▶ **TASK PROMPT**
Report each line of the records below that holds the word "from".

(Interface dataset entries)

============

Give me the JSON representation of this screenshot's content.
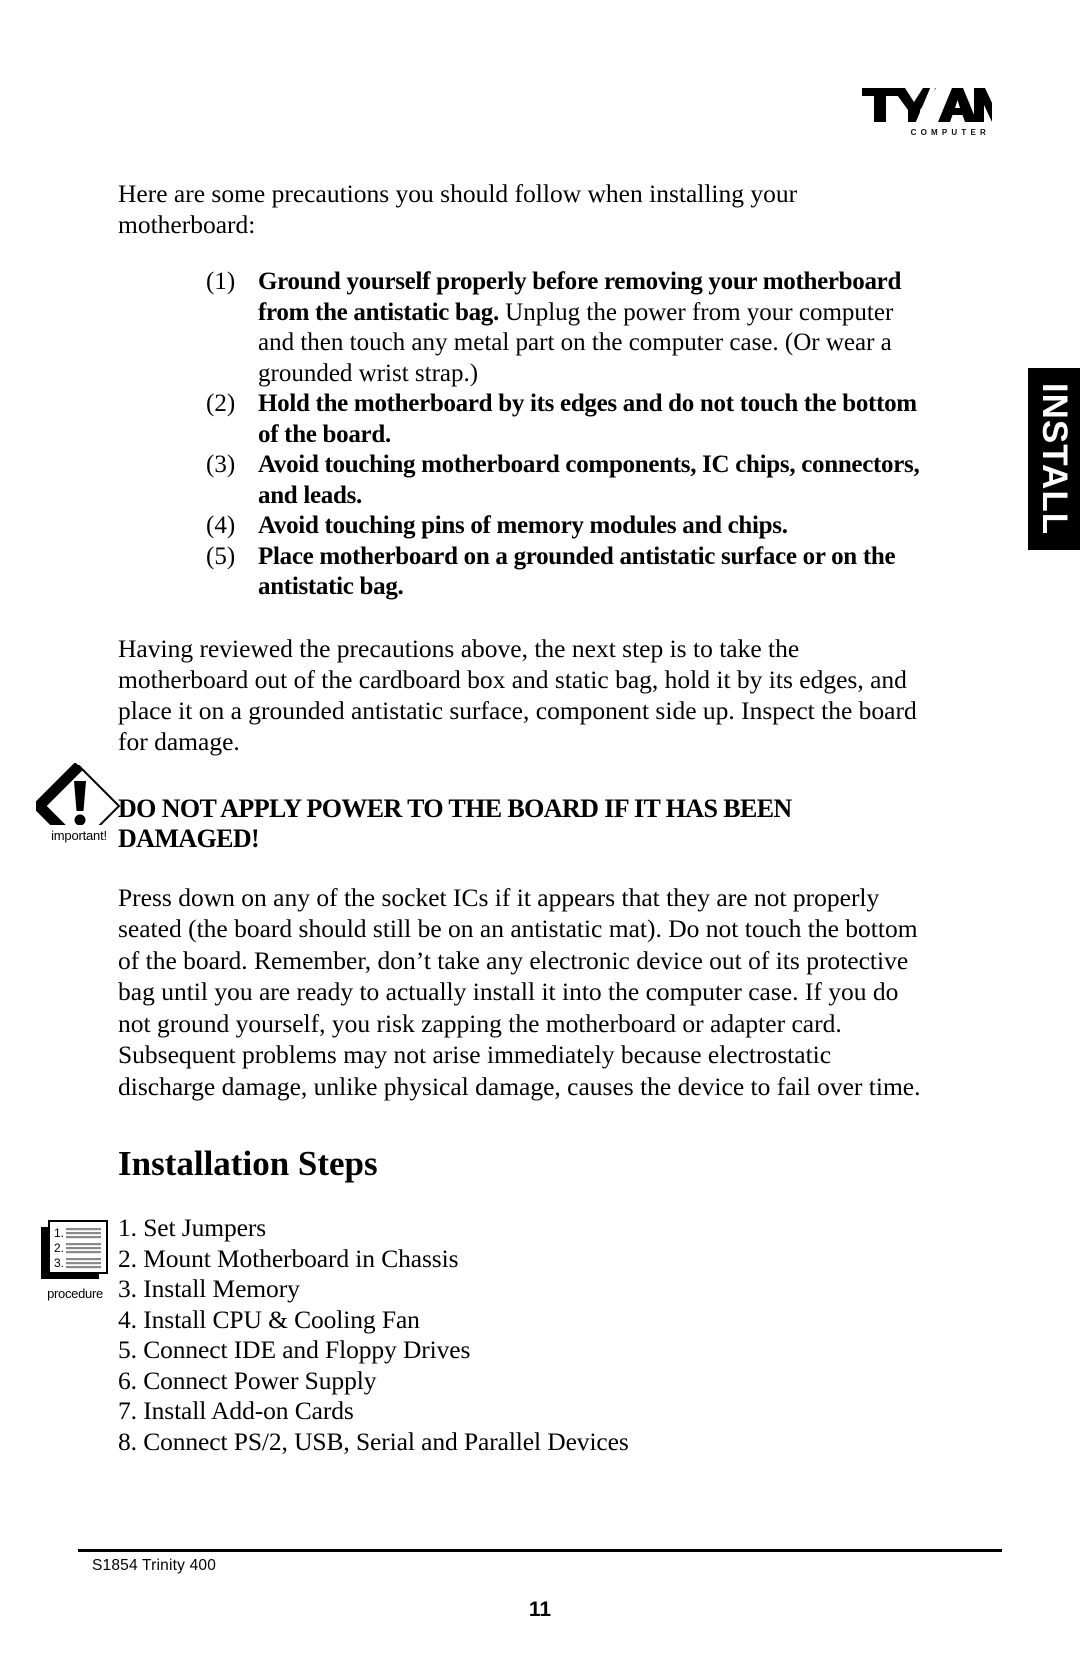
{
  "logo": {
    "wordmark": "TYAN",
    "subtext": "COMPUTER"
  },
  "side_tab": {
    "label": "INSTALL"
  },
  "content": {
    "intro_paragraph": "Here are some precautions you should follow when installing your motherboard:",
    "precautions": [
      {
        "number": "(1)",
        "bold": "Ground yourself properly before removing your motherboard from the antistatic bag.",
        "rest": " Unplug the power from your computer and then touch any metal part on the computer case.  (Or wear a grounded wrist strap.)"
      },
      {
        "number": "(2)",
        "bold": "Hold the motherboard by its edges and do not touch the bottom of the board.",
        "rest": ""
      },
      {
        "number": "(3)",
        "bold": "Avoid touching motherboard components, IC chips, connectors, and leads.",
        "rest": ""
      },
      {
        "number": "(4)",
        "bold": "Avoid touching pins of memory modules and chips.",
        "rest": ""
      },
      {
        "number": "(5)",
        "bold": "Place motherboard on a grounded antistatic surface or on the antistatic bag.",
        "rest": ""
      }
    ],
    "having_paragraph": "Having reviewed the precautions above, the next step is to take the motherboard out of the cardboard box and static bag, hold it by its edges, and place it on a grounded antistatic surface, component side up. Inspect the board for damage.",
    "warning": {
      "icon_caption": "important!",
      "text": "DO NOT APPLY POWER TO THE BOARD IF IT HAS BEEN DAMAGED!"
    },
    "press_paragraph": "Press down on any of the socket ICs if it appears that they are not properly seated (the board should still be on an antistatic mat). Do not touch the bottom of the board. Remember, don’t take any electronic device out of its protective bag until you are ready to actually install it into the computer case. If you do not ground yourself, you risk zapping the motherboard or adapter card. Subsequent problems may not arise immediately because electrostatic discharge damage, unlike physical damage, causes the device to fail over time.",
    "steps_heading": "Installation Steps",
    "procedure_icon_caption": "procedure",
    "procedure_icon_numbers": [
      "1.",
      "2.",
      "3."
    ],
    "steps": [
      "1. Set Jumpers",
      "2. Mount Motherboard in Chassis",
      "3. Install Memory",
      "4. Install CPU & Cooling Fan",
      "5. Connect IDE and Floppy Drives",
      "6. Connect Power Supply",
      "7. Install Add-on Cards",
      "8. Connect PS/2, USB, Serial and Parallel Devices"
    ]
  },
  "footer": {
    "model": "S1854  Trinity 400",
    "page_number": "11"
  }
}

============

▶ **EXERCISE SOLUTION**
        "bold": "Ground yourself properly before removing your motherboard from the antistatic bag.",
        "rest": " Unplug the power from your computer and then touch any metal part on the computer case.  (Or wear a grounded wrist strap.)"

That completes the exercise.